Why You Should Hate Him: You could take your pick of one of his four shutouts. Personally, I like the first link where he struck out 13 Cubs. Or maybe you’re partial to the second one, when he beat Greg Maddux. But the postseason is where Smoltz REALLY killed the Cubs. The Cubs were riding the high of barely squeaking into the 1998 NLDS against the Braves. Unfortunately, Jim Riggleman had no choice but to start Mark Clark in Game One. Bobby Cox, on the other hand, didn’t bother setting his rotation to face the Cubs, since the 17-3 Smoltz was his “third” option for Game One. Smoltz pitched 7 2/3 innings of 1-run baseball, allowing only an eighth-inning solo home run by Tyler Houston and striking out 6 Cubs. Clark was surprisingly good, but the 2 earned runs he surrendered were two too many. The Braves beat the Cubs 7-1 on their way to a 3-game NLDS sweep.
By the way, even though Smoltz had a 6.00 ERA in the 2003 NLDS rematch, he still went 1-0 with a save. So, why you should hate Smoltz is THE POSTSEASON. The postseason is the answer.
Speaking of the postseason, remember when it used to start at the end of September? No? Me neither.

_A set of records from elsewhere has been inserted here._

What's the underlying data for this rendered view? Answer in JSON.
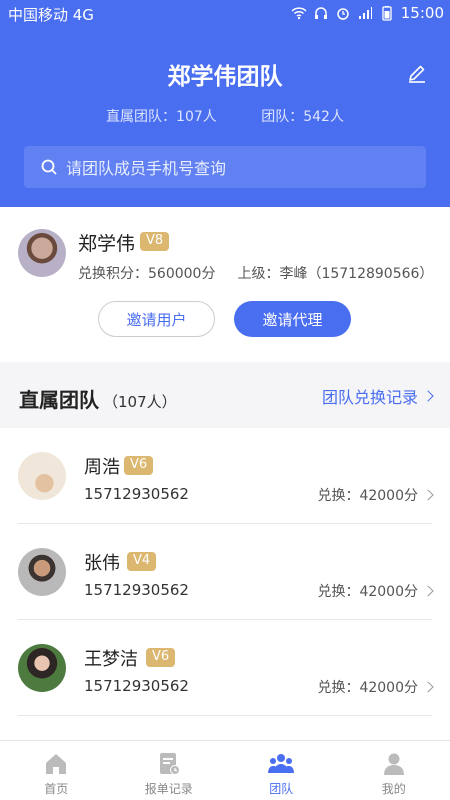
{
  "status_bar": {
    "carrier": "中国移动 4G",
    "time": "15:00"
  },
  "header": {
    "title": "郑学伟团队",
    "direct_team": "直属团队：107人",
    "team": "团队：542人",
    "search_placeholder": "请团队成员手机号查询"
  },
  "profile": {
    "name": "郑学伟",
    "level": "V8",
    "points": "兑换积分：560000分",
    "superior": "上级：李峰（15712890566）",
    "invite_user": "邀请用户",
    "invite_agent": "邀请代理"
  },
  "section": {
    "title": "直属团队",
    "count": "（107人）",
    "records_link": "团队兑换记录"
  },
  "members": [
    {
      "name": "周浩",
      "level": "V6",
      "phone": "15712930562",
      "exchange": "兑换：42000分"
    },
    {
      "name": "张伟",
      "level": "V4",
      "phone": "15712930562",
      "exchange": "兑换：42000分"
    },
    {
      "name": "王梦洁",
      "level": "V6",
      "phone": "15712930562",
      "exchange": "兑换：42000分"
    }
  ],
  "tabbar": {
    "home": "首页",
    "orders": "报单记录",
    "team": "团队",
    "mine": "我的"
  },
  "colors": {
    "primary": "#4a6ef0",
    "badge": "#dcb770"
  }
}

Did You Know? Smoltz has long been connected to an incident in which he burned himself while trying to iron a shirt that he was wearing. Well, the whole story is nonsense. At least according to Smoltz. Because, really, who the hell would cop to that story if it WAS true?

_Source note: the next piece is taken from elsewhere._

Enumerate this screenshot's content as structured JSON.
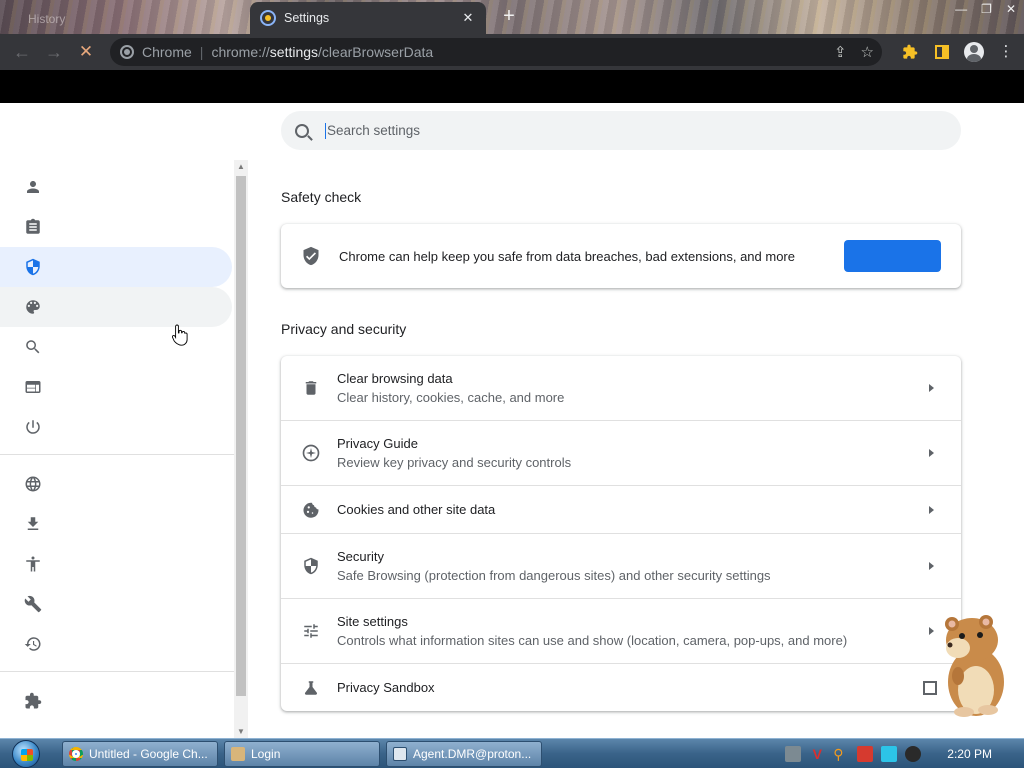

Ed. Note: When I’m long gone from this world and tales are told of what I did to make a difference in this life, no one will have an answer that doesn’t, at some point, use the phrase “dick joke.” Whether I leave a legacy in the expanding world of penis jokes or not, though, I certainly don’t want to leave any unfinished business. Therefore, I’m rededicating myself to counting

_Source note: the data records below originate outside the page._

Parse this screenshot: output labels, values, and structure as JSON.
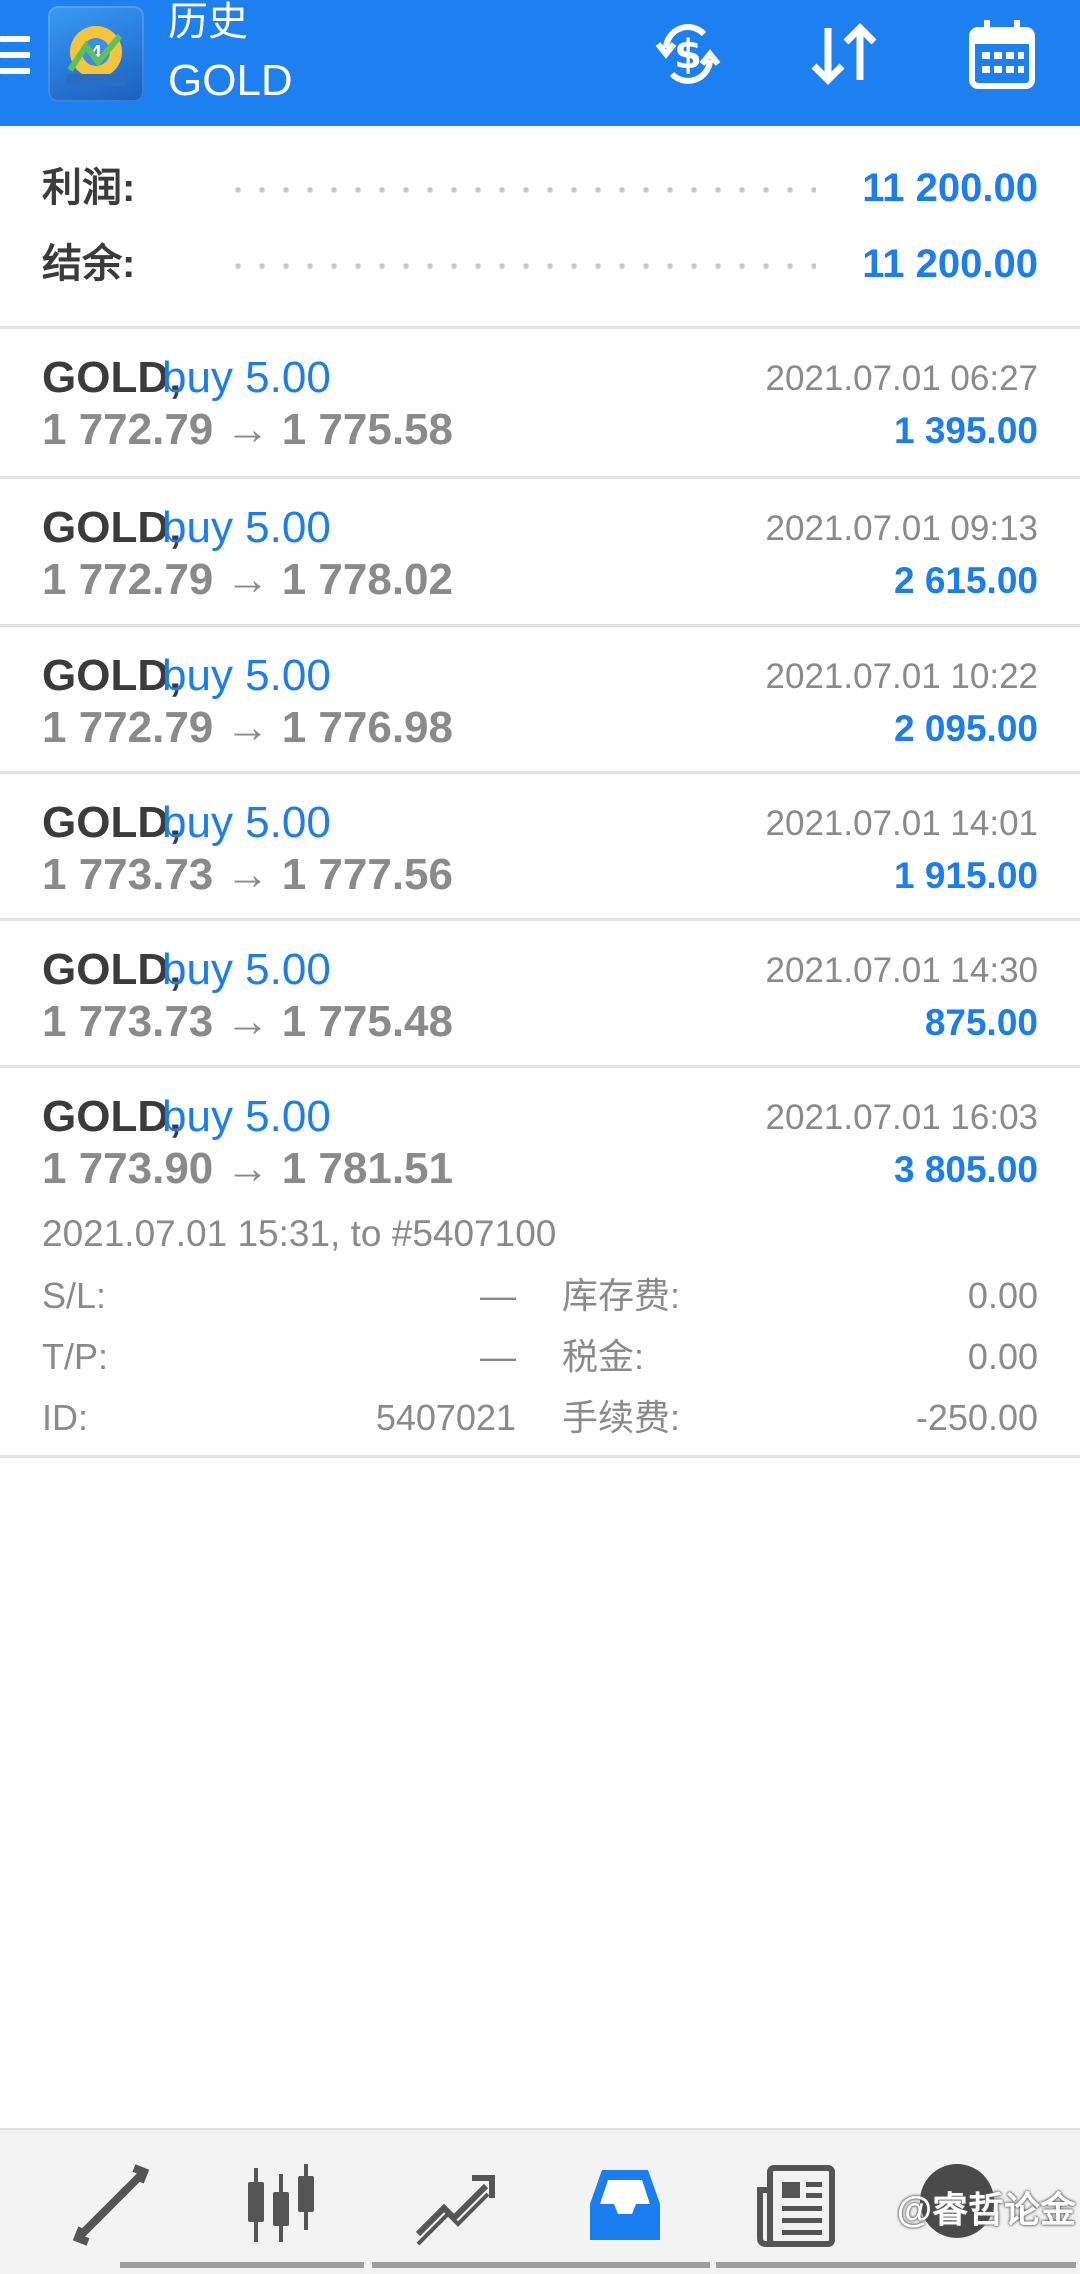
{
  "header": {
    "title": "历史",
    "subtitle": "GOLD"
  },
  "summary": {
    "profit_label": "利润:",
    "profit_value": "11 200.00",
    "balance_label": "结余:",
    "balance_value": "11 200.00"
  },
  "trades": [
    {
      "symbol": "GOLD,",
      "type": "buy 5.00",
      "prices": "1 772.79 → 1 775.58",
      "time": "2021.07.01 06:27",
      "profit": "1 395.00"
    },
    {
      "symbol": "GOLD,",
      "type": "buy 5.00",
      "prices": "1 772.79 → 1 778.02",
      "time": "2021.07.01 09:13",
      "profit": "2 615.00"
    },
    {
      "symbol": "GOLD,",
      "type": "buy 5.00",
      "prices": "1 772.79 → 1 776.98",
      "time": "2021.07.01 10:22",
      "profit": "2 095.00"
    },
    {
      "symbol": "GOLD,",
      "type": "buy 5.00",
      "prices": "1 773.73 → 1 777.56",
      "time": "2021.07.01 14:01",
      "profit": "1 915.00"
    },
    {
      "symbol": "GOLD,",
      "type": "buy 5.00",
      "prices": "1 773.73 → 1 775.48",
      "time": "2021.07.01 14:30",
      "profit": "875.00"
    },
    {
      "symbol": "GOLD,",
      "type": "buy 5.00",
      "prices": "1 773.90 → 1 781.51",
      "time": "2021.07.01 16:03",
      "profit": "3 805.00"
    }
  ],
  "expanded": {
    "open_info": "2021.07.01 15:31, to #5407100",
    "sl_label": "S/L:",
    "sl_value": "—",
    "tp_label": "T/P:",
    "tp_value": "—",
    "id_label": "ID:",
    "id_value": "5407021",
    "swap_label": "库存费:",
    "swap_value": "0.00",
    "tax_label": "税金:",
    "tax_value": "0.00",
    "commission_label": "手续费:",
    "commission_value": "-250.00"
  },
  "bottom_nav": {
    "items": [
      "quotes-icon",
      "chart-icon",
      "trade-icon",
      "history-icon",
      "news-icon"
    ],
    "active": "history-icon",
    "watermark": "@睿哲论金"
  },
  "colors": {
    "header_bg": "#1e7ff0",
    "accent": "#1a7ef0",
    "muted": "#8a8a8a"
  }
}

down up The Top 79 Cub Killers of My Time. Love it or hate it, you and I WILL get through it. Together. (“Don’t You Forget About Me” swells in the background.) Now, let’s put lipstick on this pig.
The year is 2010. The Cubs are preparing for the start of another baseball season. Excitement is in the air in Chicago as the weather begins to warm and our hopeless hearts begin to thaw. Somewhere, Jeff Fassero is miraculously only 47 years old. How? How is this possible? Jeff Fassero was 45 years old when he played with the Cubs nearly a decade ago. Yet Jeff Fassero endures. He survives. He creaks. He drives slowly. He wears cardigan sweaters even in hot weather. He gets up twice in the middle of the night to pee. He checks in at #51 on The Top 79 Cub Killers of My Time.
I’m going to be honest here. Ryan Klesko didn’t particularly kill the Cubs any more than he did any other team. He didn’t rise to the occasion against Cub pitching. He didn’t perform well in Wrigley Field. In fact, Klesko was actually worse against the Cubs than his career averages suggest he should have been. In fact, Klesko helped the Cubs quite a bit, as he performed well against many of the Cubs’ NL Central opponents. But in the world of irrational hatred, none of that matters. For not only did Ryan Klesko have one outstandingly Cub-killing moment in his career, but I also just flat-out fucking hate him. For that reason, his whiny bitch-ass checks in as #59 of the Top 79 Cub Killers of My Time.